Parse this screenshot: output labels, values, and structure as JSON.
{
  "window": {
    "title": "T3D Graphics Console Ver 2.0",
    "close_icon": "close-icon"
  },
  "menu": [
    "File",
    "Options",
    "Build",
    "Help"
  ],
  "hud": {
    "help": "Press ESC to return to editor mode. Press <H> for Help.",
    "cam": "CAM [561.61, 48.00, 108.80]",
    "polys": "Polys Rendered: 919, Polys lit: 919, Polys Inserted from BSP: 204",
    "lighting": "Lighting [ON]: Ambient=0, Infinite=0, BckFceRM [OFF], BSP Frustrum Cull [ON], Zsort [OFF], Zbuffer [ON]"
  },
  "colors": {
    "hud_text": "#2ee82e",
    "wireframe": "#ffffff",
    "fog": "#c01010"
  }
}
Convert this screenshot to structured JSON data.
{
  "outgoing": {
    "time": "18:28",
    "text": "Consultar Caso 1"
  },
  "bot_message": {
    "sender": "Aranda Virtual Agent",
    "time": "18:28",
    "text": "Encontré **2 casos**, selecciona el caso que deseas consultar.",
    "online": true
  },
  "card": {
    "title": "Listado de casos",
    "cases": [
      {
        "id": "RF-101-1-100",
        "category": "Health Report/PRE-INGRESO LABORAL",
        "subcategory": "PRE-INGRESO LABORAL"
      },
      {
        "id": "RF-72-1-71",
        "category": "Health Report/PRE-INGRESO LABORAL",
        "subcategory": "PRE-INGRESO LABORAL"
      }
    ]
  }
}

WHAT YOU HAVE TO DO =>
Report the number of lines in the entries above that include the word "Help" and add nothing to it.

WRITTEN REPLY =>
2